### REQUIREMENT
Copy, from the material below, each line where "Output" shows up.

◆ ◆ ◆

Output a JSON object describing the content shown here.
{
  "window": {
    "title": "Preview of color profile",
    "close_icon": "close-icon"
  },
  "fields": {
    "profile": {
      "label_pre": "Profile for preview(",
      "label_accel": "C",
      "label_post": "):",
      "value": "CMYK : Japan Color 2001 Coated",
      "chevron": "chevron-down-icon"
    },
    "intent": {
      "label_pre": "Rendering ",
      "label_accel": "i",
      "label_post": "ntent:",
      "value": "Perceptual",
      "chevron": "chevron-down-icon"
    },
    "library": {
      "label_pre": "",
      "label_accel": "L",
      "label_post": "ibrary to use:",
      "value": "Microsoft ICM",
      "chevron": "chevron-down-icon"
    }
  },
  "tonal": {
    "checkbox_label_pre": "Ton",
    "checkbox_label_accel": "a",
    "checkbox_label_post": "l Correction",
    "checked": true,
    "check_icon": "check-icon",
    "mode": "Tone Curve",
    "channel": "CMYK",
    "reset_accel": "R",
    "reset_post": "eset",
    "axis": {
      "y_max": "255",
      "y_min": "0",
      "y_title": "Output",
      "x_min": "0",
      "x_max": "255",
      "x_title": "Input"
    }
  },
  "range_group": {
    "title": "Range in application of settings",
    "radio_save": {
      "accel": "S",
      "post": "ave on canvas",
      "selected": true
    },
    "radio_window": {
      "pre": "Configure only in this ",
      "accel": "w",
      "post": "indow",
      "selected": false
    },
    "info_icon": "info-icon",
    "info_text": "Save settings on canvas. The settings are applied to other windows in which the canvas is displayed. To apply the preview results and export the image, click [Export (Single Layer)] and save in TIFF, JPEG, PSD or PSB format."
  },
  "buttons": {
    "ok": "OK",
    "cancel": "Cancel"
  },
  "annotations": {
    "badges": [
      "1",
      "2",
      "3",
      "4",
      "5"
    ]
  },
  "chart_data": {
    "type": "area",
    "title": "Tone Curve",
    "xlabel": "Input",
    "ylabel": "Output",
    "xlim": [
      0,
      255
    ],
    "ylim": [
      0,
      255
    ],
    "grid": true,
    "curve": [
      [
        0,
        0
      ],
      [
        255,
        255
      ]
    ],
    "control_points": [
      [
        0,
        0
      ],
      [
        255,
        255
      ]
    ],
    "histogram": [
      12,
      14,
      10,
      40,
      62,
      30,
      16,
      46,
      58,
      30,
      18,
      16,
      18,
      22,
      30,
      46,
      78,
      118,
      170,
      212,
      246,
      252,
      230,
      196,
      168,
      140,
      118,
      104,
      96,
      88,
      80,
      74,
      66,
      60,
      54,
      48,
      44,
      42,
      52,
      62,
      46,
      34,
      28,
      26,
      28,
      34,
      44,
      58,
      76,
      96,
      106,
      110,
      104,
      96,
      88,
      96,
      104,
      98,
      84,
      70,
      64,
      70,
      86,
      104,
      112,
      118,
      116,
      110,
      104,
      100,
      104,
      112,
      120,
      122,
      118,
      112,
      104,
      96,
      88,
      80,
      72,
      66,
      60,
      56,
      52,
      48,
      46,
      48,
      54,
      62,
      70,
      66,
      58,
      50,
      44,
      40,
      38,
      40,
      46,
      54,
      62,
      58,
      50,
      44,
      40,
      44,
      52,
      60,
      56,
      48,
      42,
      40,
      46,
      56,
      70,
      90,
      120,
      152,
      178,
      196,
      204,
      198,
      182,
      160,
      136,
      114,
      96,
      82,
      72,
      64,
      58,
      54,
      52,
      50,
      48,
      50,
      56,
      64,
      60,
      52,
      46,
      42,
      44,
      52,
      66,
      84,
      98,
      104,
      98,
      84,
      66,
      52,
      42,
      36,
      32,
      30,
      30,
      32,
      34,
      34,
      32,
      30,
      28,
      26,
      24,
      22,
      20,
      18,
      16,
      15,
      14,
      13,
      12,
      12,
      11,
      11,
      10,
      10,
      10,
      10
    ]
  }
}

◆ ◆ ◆

### ANSWER SPACE
Output a JSON object describing the content shown here.
      "y_title": "Output",
    "ylabel": "Output",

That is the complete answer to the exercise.